EXTRACTED INFORMATION
=== Section Start ===

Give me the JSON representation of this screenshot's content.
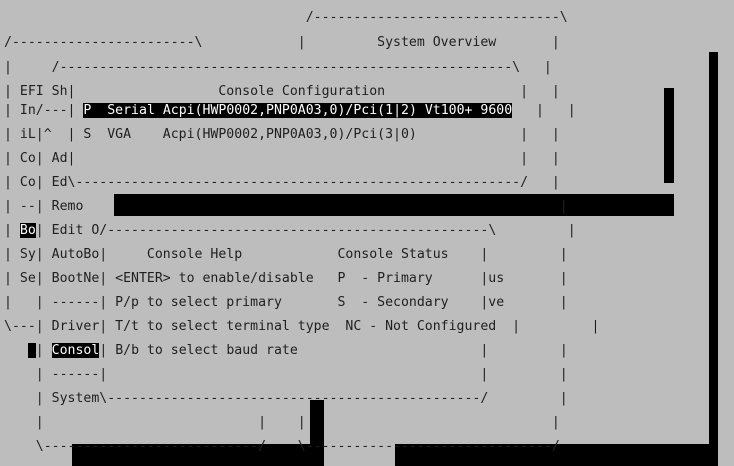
{
  "screen": {
    "lines": [
      "                                      /-------------------------------\\",
      "/-----------------------\\            |         System Overview       |",
      "|     /---------------------------------------------------------\\   |",
      "| EFI Sh|                  Console Configuration                 |   |",
      "| In/---|",
      "| iL|^  | S  VGA    Acpi(HWP0002,PNP0A03,0)/Pci(3|0)             |   |",
      "| Co| Ad|                                                        |   |",
      "| Co| Ed\\--------------------------------------------------------/   |",
      "| --| Remo                                                            |",
      "| ",
      "| Sy| AutoBo|     Console Help            Console Status    |         |",
      "| Se| BootNe| <ENTER> to enable/disable   P  - Primary      |us       |",
      "|   | ------| P/p to select primary       S  - Secondary    |ve       |",
      "\\---| Driver| T/t to select terminal type  NC - Not Configured  |         |",
      "   ",
      "    | ------|                                               |         |",
      "    | System\\-----------------------------------------------/         |",
      "    |                           |    |                               |",
      "    \\---------------------------/    \\-------------------------------/"
    ],
    "selected_console": "P  Serial Acpi(HWP0002,PNP0A03,0)/Pci(1|2) Vt100+ 9600",
    "boot_menu_highlight": "Bo",
    "boot_menu_rest": "| Edit O/------------------------------------------------\\         |",
    "console_menu_item": "Consol",
    "console_menu_rest": "B/b to select baud rate                       |         |"
  }
}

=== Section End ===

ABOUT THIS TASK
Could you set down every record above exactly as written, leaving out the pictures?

OUTPUT FOR THIS EXERCISE
Give me the JSON representation of this screenshot's content.
{
  "screen": {
    "lines": [
      "                                      /-------------------------------\\",
      "/-----------------------\\            |         System Overview       |",
      "|     /---------------------------------------------------------\\   |",
      "| EFI Sh|                  Console Configuration                 |   |",
      "| In/---|",
      "| iL|^  | S  VGA    Acpi(HWP0002,PNP0A03,0)/Pci(3|0)             |   |",
      "| Co| Ad|                                                        |   |",
      "| Co| Ed\\--------------------------------------------------------/   |",
      "| --| Remo                                                            |",
      "| ",
      "| Sy| AutoBo|     Console Help            Console Status    |         |",
      "| Se| BootNe| <ENTER> to enable/disable   P  - Primary      |us       |",
      "|   | ------| P/p to select primary       S  - Secondary    |ve       |",
      "\\---| Driver| T/t to select terminal type  NC - Not Configured  |         |",
      "   ",
      "    | ------|                                               |         |",
      "    | System\\-----------------------------------------------/         |",
      "    |                           |    |                               |",
      "    \\---------------------------/    \\-------------------------------/"
    ],
    "selected_console": "P  Serial Acpi(HWP0002,PNP0A03,0)/Pci(1|2) Vt100+ 9600",
    "boot_menu_highlight": "Bo",
    "boot_menu_rest": "| Edit O/------------------------------------------------\\         |",
    "console_menu_item": "Consol",
    "console_menu_rest": "B/b to select baud rate                       |         |"
  }
}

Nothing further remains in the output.